Chesterton Tribune

Commissioners dissolve animal shelter advisory board

Back to Front Page
 

 

 
 

 

 

By JEFF SCHULTZ

Ten months the county revived its advisory board to the Porter County Animal Shelter, the County Commissioners undid the deed Tuesday with a 3-0 vote.

With two more tendered resignations from board president Toni Bianchi and member and County Council representative Laura Blaney, the Animal Shelter Advisory Board had been whittled down to three voting members this week.

County Commissioner President John Evans, R-North, said the board, which started off with seven voting seats, now lacks a quorum and is unable to conduct business.

“Therefore, I recommend that we disband the Animal Shelter Advisory Board,” said Evans in a statement during Tuesday’s county commissioner meeting with fellow commissioners Nancy Adams, R-Center, and Carole Knoblock, D-South, voting in agreement.

The board was reformed last September to provide recommendations to the Commissioners about the day-to-day operating policies and procedures at the Shelter. Evans acknowledged the board had made significant improvements and said he was grateful for all the contributions they made over the months.

Disputes between board members began two weeks ago when the Commissioners announced their intention of starting talks with the Lakeshore PAWS about a possible deal to have the county provide the land and allow the organization to build a new Shelter facility with their own funds. According to the letter of intent, Lakeshore PAWS would be handling the operations. The county sheriff’s department would still be in charge of county animal control.

Board members Dawn Garmon, Rachael Jones and Ella Holst last week said they had not been included in discussions for the potential partnership and started listing questions they felt should be addressed such as would Lakeshore PAWS be able to run an animal shelter since it is only a rescue facility and whether the recommendations made in a feasibility study done by Shelter Planners of America were still under consideration.

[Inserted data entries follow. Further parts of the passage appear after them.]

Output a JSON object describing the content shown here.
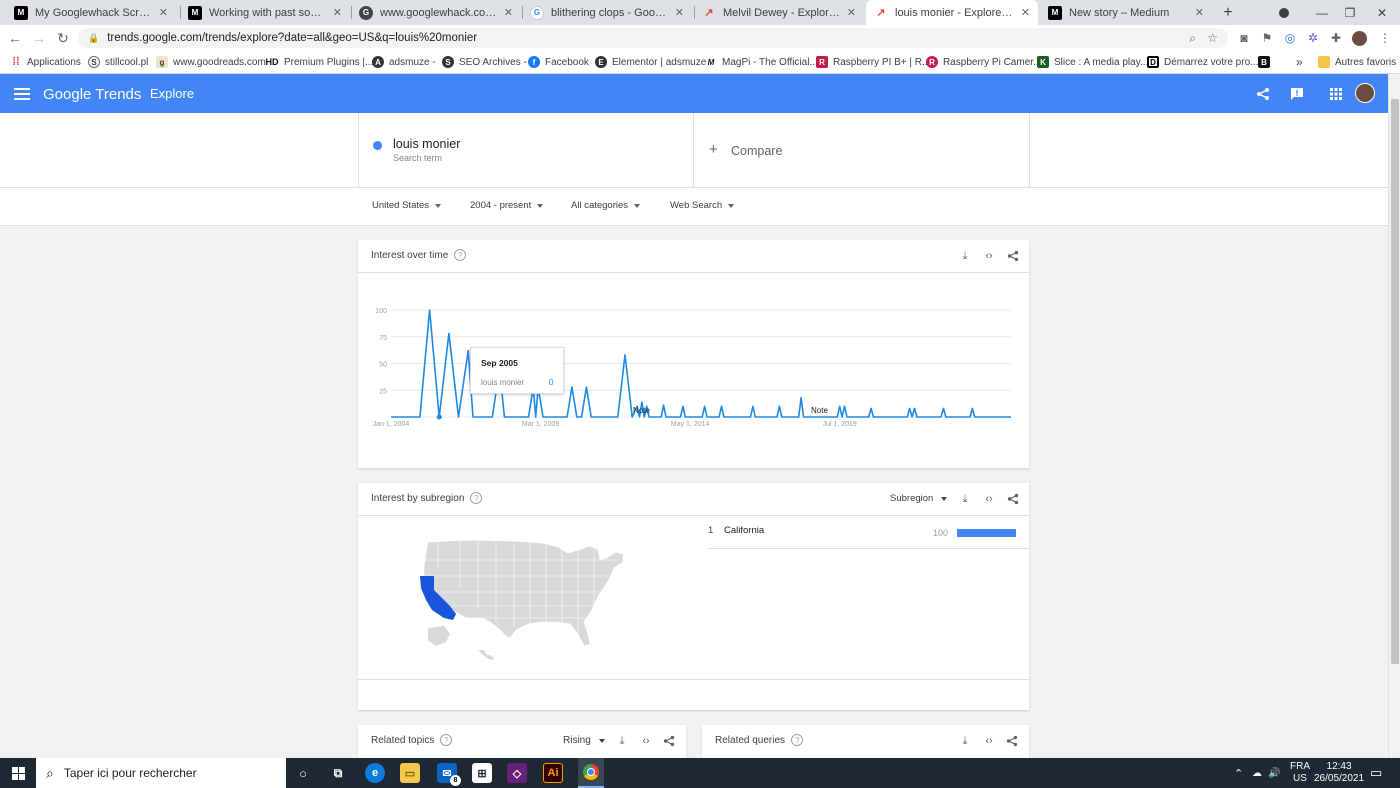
{
  "browser": {
    "tabs": [
      {
        "title": "My Googlewhack Scraper. I rece",
        "favicon": "M"
      },
      {
        "title": "Working with past social data ab",
        "favicon": "M"
      },
      {
        "title": "www.googlewhack.com/tally.pl",
        "favicon": "G"
      },
      {
        "title": "blithering clops - Google Search",
        "favicon": "G"
      },
      {
        "title": "Melvil Dewey - Explore - Google",
        "favicon": "T"
      },
      {
        "title": "louis monier - Explore - Google",
        "favicon": "T"
      },
      {
        "title": "New story – Medium",
        "favicon": "M"
      }
    ],
    "new_tab": "+",
    "url": "trends.google.com/trends/explore?date=all&geo=US&q=louis%20monier",
    "bookmarks": [
      {
        "label": "Applications",
        "icon": "apps-grid"
      },
      {
        "label": "stillcool.pl",
        "icon": "S"
      },
      {
        "label": "www.goodreads.com",
        "icon": "g"
      },
      {
        "label": "Premium Plugins |...",
        "icon": "HD"
      },
      {
        "label": "adsmuze -",
        "icon": "A"
      },
      {
        "label": "SEO Archives -",
        "icon": "S"
      },
      {
        "label": "Facebook",
        "icon": "f"
      },
      {
        "label": "Elementor | adsmuze",
        "icon": "E"
      },
      {
        "label": "MagPi - The Official...",
        "icon": "M"
      },
      {
        "label": "Raspberry PI B+ | R...",
        "icon": "R"
      },
      {
        "label": "Raspberry Pi Camer...",
        "icon": "R"
      },
      {
        "label": "Slice : A media play...",
        "icon": "K"
      },
      {
        "label": "Démarrez votre pro...",
        "icon": "D"
      },
      {
        "label": "",
        "icon": "B"
      }
    ],
    "bookmarks_more": "»",
    "other_bookmarks": "Autres favoris"
  },
  "header": {
    "logo": "Google Trends",
    "page": "Explore"
  },
  "search": {
    "term": "louis monier",
    "term_sub": "Search term",
    "compare": "Compare"
  },
  "filters": {
    "region": "United States",
    "time": "2004 - present",
    "category": "All categories",
    "property": "Web Search"
  },
  "interest_over_time": {
    "title": "Interest over time",
    "tooltip": {
      "date": "Sep 2005",
      "label": "louis monier",
      "value": "0"
    },
    "notes": [
      "Note",
      "Note"
    ]
  },
  "chart_data": {
    "type": "line",
    "title": "Interest over time",
    "xlabel": "",
    "ylabel": "",
    "ylim": [
      0,
      100
    ],
    "yticks": [
      "100",
      "75",
      "50",
      "25"
    ],
    "xticks": [
      "Jan 1, 2004",
      "Mar 1, 2009",
      "May 1, 2014",
      "Jul 1, 2019"
    ],
    "grid": true,
    "series": [
      {
        "name": "louis monier",
        "color": "#1e88e5",
        "points": [
          [
            "2004-01",
            0
          ],
          [
            "2005-01",
            0
          ],
          [
            "2005-05",
            100
          ],
          [
            "2005-09",
            0
          ],
          [
            "2006-01",
            78
          ],
          [
            "2006-05",
            0
          ],
          [
            "2006-09",
            62
          ],
          [
            "2006-11",
            0
          ],
          [
            "2007-07",
            0
          ],
          [
            "2007-10",
            45
          ],
          [
            "2007-12",
            0
          ],
          [
            "2008-10",
            0
          ],
          [
            "2008-12",
            28
          ],
          [
            "2009-01",
            0
          ],
          [
            "2009-02",
            28
          ],
          [
            "2009-04",
            0
          ],
          [
            "2010-02",
            0
          ],
          [
            "2010-04",
            28
          ],
          [
            "2010-06",
            0
          ],
          [
            "2010-08",
            0
          ],
          [
            "2010-10",
            28
          ],
          [
            "2010-12",
            0
          ],
          [
            "2011-11",
            0
          ],
          [
            "2012-02",
            58
          ],
          [
            "2012-05",
            0
          ],
          [
            "2012-07",
            10
          ],
          [
            "2012-08",
            0
          ],
          [
            "2012-09",
            14
          ],
          [
            "2012-10",
            0
          ],
          [
            "2012-11",
            10
          ],
          [
            "2012-12",
            0
          ],
          [
            "2013-05",
            0
          ],
          [
            "2013-06",
            11
          ],
          [
            "2013-07",
            0
          ],
          [
            "2014-01",
            0
          ],
          [
            "2014-02",
            10
          ],
          [
            "2014-03",
            0
          ],
          [
            "2014-10",
            0
          ],
          [
            "2014-11",
            10
          ],
          [
            "2014-12",
            0
          ],
          [
            "2015-05",
            0
          ],
          [
            "2015-06",
            10
          ],
          [
            "2015-07",
            0
          ],
          [
            "2016-06",
            0
          ],
          [
            "2016-07",
            10
          ],
          [
            "2016-08",
            0
          ],
          [
            "2017-05",
            0
          ],
          [
            "2017-06",
            10
          ],
          [
            "2017-07",
            0
          ],
          [
            "2018-02",
            0
          ],
          [
            "2018-03",
            18
          ],
          [
            "2018-04",
            0
          ],
          [
            "2019-06",
            0
          ],
          [
            "2019-07",
            10
          ],
          [
            "2019-08",
            0
          ],
          [
            "2019-09",
            10
          ],
          [
            "2019-10",
            0
          ],
          [
            "2020-07",
            0
          ],
          [
            "2020-08",
            8
          ],
          [
            "2020-09",
            0
          ],
          [
            "2021-11",
            0
          ],
          [
            "2021-12",
            8
          ],
          [
            "2022-01",
            0
          ],
          [
            "2022-02",
            8
          ],
          [
            "2022-03",
            0
          ],
          [
            "2023-01",
            0
          ],
          [
            "2023-02",
            8
          ],
          [
            "2023-03",
            0
          ],
          [
            "2024-01",
            0
          ],
          [
            "2024-02",
            8
          ],
          [
            "2024-03",
            0
          ],
          [
            "2025-06",
            0
          ]
        ]
      }
    ]
  },
  "subregion": {
    "title": "Interest by subregion",
    "selector": "Subregion",
    "rows": [
      {
        "rank": "1",
        "name": "California",
        "value": "100",
        "fill": 1.0
      }
    ],
    "map_highlight_color": "#1a56db",
    "map_base_color": "#d9d9d9"
  },
  "related_topics": {
    "title": "Related topics",
    "selector": "Rising"
  },
  "related_queries": {
    "title": "Related queries"
  },
  "taskbar": {
    "search_placeholder": "Taper ici pour rechercher",
    "mail_badge": "8",
    "lang": "FRA",
    "region": "US",
    "time": "12:43",
    "date": "26/05/2021"
  }
}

Holst said she did not want the county to take its eyes off the task of getting another shelter built, fearing the talks with Lakeshore PAWS would steer away from that. Jones echoed comments made at the previous County Council meeting that the county needs to be open to other options.

However, Evans said that he would advise against the idea to “plow ahead” and build a $3 million shelter with taxpayer money when the Commissioners are negotiating the possibility that would cost taxpayers “zero” dollars. He added that more money saving ventures could be included with a “transfer of daily management” to the non-profit Lakeshore PAWS.

“It is shortsighted and irresponsible to make any judgment of decision before fully exploring this opportunity,” said Evans. “This negative behavior is counter-productive to our negotiations. It cannot be allowed to derail the potential benefits to the taxpayers and the animals.”

Blaney told the Tribune the Shelter Board has been outstanding in their effort to help Shelter director Jon Thomas turn the troubled facility around, but said the board had ultimately suffered from a lack of trust among the members, which is why she decided to resign.

“I think the board did a ton of really good work where help was needed, but it is time to turn the focus to a private partnership” she said.

Lakeshore PAWS president and co-founder Jeanne Sommer was one of the original Shelter board members who had resigned days before the partnership discussions were announced. Sommer said she left the board due to time constraints.

Blaney will however continue to be part of the negotiating team, which also includes a private donor who is offering to match funds that are raised.

Garmon said that she stands by the message of last week’s Shelter Board meeting where board members said they wanted to have the opportunity to evaluate the potential decision with Lakeshore PAWS and bring their concerns to the commissioners.

 

Posted 7/5/2012